Write out all the data again, exactly as it stands.

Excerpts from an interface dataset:
━━━━━━━━━━━━━━━━━━━━━━━━━━━━━━

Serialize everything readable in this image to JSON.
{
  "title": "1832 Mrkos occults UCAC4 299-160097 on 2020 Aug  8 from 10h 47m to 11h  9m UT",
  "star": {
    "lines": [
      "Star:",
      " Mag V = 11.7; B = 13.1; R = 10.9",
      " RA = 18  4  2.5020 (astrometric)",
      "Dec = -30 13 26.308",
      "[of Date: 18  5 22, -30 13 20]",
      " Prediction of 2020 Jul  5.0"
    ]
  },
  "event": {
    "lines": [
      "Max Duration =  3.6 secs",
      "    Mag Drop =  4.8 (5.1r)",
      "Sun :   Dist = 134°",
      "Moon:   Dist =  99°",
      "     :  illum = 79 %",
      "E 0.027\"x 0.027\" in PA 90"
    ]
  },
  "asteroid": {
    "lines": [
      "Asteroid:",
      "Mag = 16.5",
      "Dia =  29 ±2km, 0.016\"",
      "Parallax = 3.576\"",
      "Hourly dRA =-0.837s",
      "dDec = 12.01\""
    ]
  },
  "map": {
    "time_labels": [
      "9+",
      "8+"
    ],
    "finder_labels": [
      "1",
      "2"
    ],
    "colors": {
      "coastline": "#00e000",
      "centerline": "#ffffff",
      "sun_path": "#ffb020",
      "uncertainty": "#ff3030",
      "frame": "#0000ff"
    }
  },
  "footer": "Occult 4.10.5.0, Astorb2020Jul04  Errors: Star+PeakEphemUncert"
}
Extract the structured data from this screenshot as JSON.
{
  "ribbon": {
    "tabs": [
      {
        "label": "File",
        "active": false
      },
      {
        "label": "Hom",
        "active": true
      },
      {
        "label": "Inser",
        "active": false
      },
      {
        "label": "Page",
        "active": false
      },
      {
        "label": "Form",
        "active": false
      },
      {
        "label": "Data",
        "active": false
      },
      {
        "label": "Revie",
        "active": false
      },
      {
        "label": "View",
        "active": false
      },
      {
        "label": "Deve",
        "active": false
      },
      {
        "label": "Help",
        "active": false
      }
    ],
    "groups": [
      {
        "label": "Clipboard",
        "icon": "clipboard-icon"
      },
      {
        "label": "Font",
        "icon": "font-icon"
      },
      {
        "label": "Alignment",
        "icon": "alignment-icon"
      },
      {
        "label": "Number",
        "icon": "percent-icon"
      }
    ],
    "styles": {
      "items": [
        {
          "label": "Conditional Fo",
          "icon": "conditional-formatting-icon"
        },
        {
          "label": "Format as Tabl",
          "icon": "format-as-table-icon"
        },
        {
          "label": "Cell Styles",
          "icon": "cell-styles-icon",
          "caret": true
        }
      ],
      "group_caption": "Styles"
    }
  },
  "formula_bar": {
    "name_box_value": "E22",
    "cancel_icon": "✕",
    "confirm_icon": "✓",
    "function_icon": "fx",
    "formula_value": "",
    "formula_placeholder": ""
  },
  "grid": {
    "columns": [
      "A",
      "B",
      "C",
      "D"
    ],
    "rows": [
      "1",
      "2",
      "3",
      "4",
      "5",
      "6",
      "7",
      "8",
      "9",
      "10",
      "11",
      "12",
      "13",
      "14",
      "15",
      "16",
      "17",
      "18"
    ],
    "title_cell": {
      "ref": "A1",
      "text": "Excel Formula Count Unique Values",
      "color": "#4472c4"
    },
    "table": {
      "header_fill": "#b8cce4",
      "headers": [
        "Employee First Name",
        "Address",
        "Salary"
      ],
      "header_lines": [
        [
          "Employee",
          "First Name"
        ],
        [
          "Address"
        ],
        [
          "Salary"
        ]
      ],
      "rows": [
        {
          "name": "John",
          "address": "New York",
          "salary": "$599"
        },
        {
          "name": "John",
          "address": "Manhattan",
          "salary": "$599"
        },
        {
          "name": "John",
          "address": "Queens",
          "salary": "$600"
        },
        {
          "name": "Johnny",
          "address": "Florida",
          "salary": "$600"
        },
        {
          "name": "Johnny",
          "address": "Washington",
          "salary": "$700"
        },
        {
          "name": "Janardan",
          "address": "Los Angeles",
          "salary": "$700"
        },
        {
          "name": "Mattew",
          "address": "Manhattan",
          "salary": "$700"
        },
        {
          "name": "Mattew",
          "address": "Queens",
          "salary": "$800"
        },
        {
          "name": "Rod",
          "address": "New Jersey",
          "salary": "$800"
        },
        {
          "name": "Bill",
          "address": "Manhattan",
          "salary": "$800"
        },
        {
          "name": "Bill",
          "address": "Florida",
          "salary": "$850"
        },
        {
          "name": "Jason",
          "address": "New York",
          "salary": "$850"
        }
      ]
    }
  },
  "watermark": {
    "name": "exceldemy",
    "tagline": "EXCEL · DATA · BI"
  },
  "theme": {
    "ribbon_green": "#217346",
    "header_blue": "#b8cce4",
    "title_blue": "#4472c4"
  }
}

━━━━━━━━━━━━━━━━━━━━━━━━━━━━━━

◆ **Written solution**:
Serialize everything readable in this image to JSON.
{
  "title": "1832 Mrkos occults UCAC4 299-160097 on 2020 Aug  8 from 10h 47m to 11h  9m UT",
  "star": {
    "lines": [
      "Star:",
      " Mag V = 11.7; B = 13.1; R = 10.9",
      " RA = 18  4  2.5020 (astrometric)",
      "Dec = -30 13 26.308",
      "[of Date: 18  5 22, -30 13 20]",
      " Prediction of 2020 Jul  5.0"
    ]
  },
  "event": {
    "lines": [
      "Max Duration =  3.6 secs",
      "    Mag Drop =  4.8 (5.1r)",
      "Sun :   Dist = 134°",
      "Moon:   Dist =  99°",
      "     :  illum = 79 %",
      "E 0.027\"x 0.027\" in PA 90"
    ]
  },
  "asteroid": {
    "lines": [
      "Asteroid:",
      "Mag = 16.5",
      "Dia =  29 ±2km, 0.016\"",
      "Parallax = 3.576\"",
      "Hourly dRA =-0.837s",
      "dDec = 12.01\""
    ]
  },
  "map": {
    "time_labels": [
      "9+",
      "8+"
    ],
    "finder_labels": [
      "1",
      "2"
    ],
    "colors": {
      "coastline": "#00e000",
      "centerline": "#ffffff",
      "sun_path": "#ffb020",
      "uncertainty": "#ff3030",
      "frame": "#0000ff"
    }
  },
  "footer": "Occult 4.10.5.0, Astorb2020Jul04  Errors: Star+PeakEphemUncert"
}
Extract the structured data from this screenshot as JSON.
{
  "ribbon": {
    "tabs": [
      {
        "label": "File",
        "active": false
      },
      {
        "label": "Hom",
        "active": true
      },
      {
        "label": "Inser",
        "active": false
      },
      {
        "label": "Page",
        "active": false
      },
      {
        "label": "Form",
        "active": false
      },
      {
        "label": "Data",
        "active": false
      },
      {
        "label": "Revie",
        "active": false
      },
      {
        "label": "View",
        "active": false
      },
      {
        "label": "Deve",
        "active": false
      },
      {
        "label": "Help",
        "active": false
      }
    ],
    "groups": [
      {
        "label": "Clipboard",
        "icon": "clipboard-icon"
      },
      {
        "label": "Font",
        "icon": "font-icon"
      },
      {
        "label": "Alignment",
        "icon": "alignment-icon"
      },
      {
        "label": "Number",
        "icon": "percent-icon"
      }
    ],
    "styles": {
      "items": [
        {
          "label": "Conditional Fo",
          "icon": "conditional-formatting-icon"
        },
        {
          "label": "Format as Tabl",
          "icon": "format-as-table-icon"
        },
        {
          "label": "Cell Styles",
          "icon": "cell-styles-icon",
          "caret": true
        }
      ],
      "group_caption": "Styles"
    }
  },
  "formula_bar": {
    "name_box_value": "E22",
    "cancel_icon": "✕",
    "confirm_icon": "✓",
    "function_icon": "fx",
    "formula_value": "",
    "formula_placeholder": ""
  },
  "grid": {
    "columns": [
      "A",
      "B",
      "C",
      "D"
    ],
    "rows": [
      "1",
      "2",
      "3",
      "4",
      "5",
      "6",
      "7",
      "8",
      "9",
      "10",
      "11",
      "12",
      "13",
      "14",
      "15",
      "16",
      "17",
      "18"
    ],
    "title_cell": {
      "ref": "A1",
      "text": "Excel Formula Count Unique Values",
      "color": "#4472c4"
    },
    "table": {
      "header_fill": "#b8cce4",
      "headers": [
        "Employee First Name",
        "Address",
        "Salary"
      ],
      "header_lines": [
        [
          "Employee",
          "First Name"
        ],
        [
          "Address"
        ],
        [
          "Salary"
        ]
      ],
      "rows": [
        {
          "name": "John",
          "address": "New York",
          "salary": "$599"
        },
        {
          "name": "John",
          "address": "Manhattan",
          "salary": "$599"
        },
        {
          "name": "John",
          "address": "Queens",
          "salary": "$600"
        },
        {
          "name": "Johnny",
          "address": "Florida",
          "salary": "$600"
        },
        {
          "name": "Johnny",
          "address": "Washington",
          "salary": "$700"
        },
        {
          "name": "Janardan",
          "address": "Los Angeles",
          "salary": "$700"
        },
        {
          "name": "Mattew",
          "address": "Manhattan",
          "salary": "$700"
        },
        {
          "name": "Mattew",
          "address": "Queens",
          "salary": "$800"
        },
        {
          "name": "Rod",
          "address": "New Jersey",
          "salary": "$800"
        },
        {
          "name": "Bill",
          "address": "Manhattan",
          "salary": "$800"
        },
        {
          "name": "Bill",
          "address": "Florida",
          "salary": "$850"
        },
        {
          "name": "Jason",
          "address": "New York",
          "salary": "$850"
        }
      ]
    }
  },
  "watermark": {
    "name": "exceldemy",
    "tagline": "EXCEL · DATA · BI"
  },
  "theme": {
    "ribbon_green": "#217346",
    "header_blue": "#b8cce4",
    "title_blue": "#4472c4"
  }
}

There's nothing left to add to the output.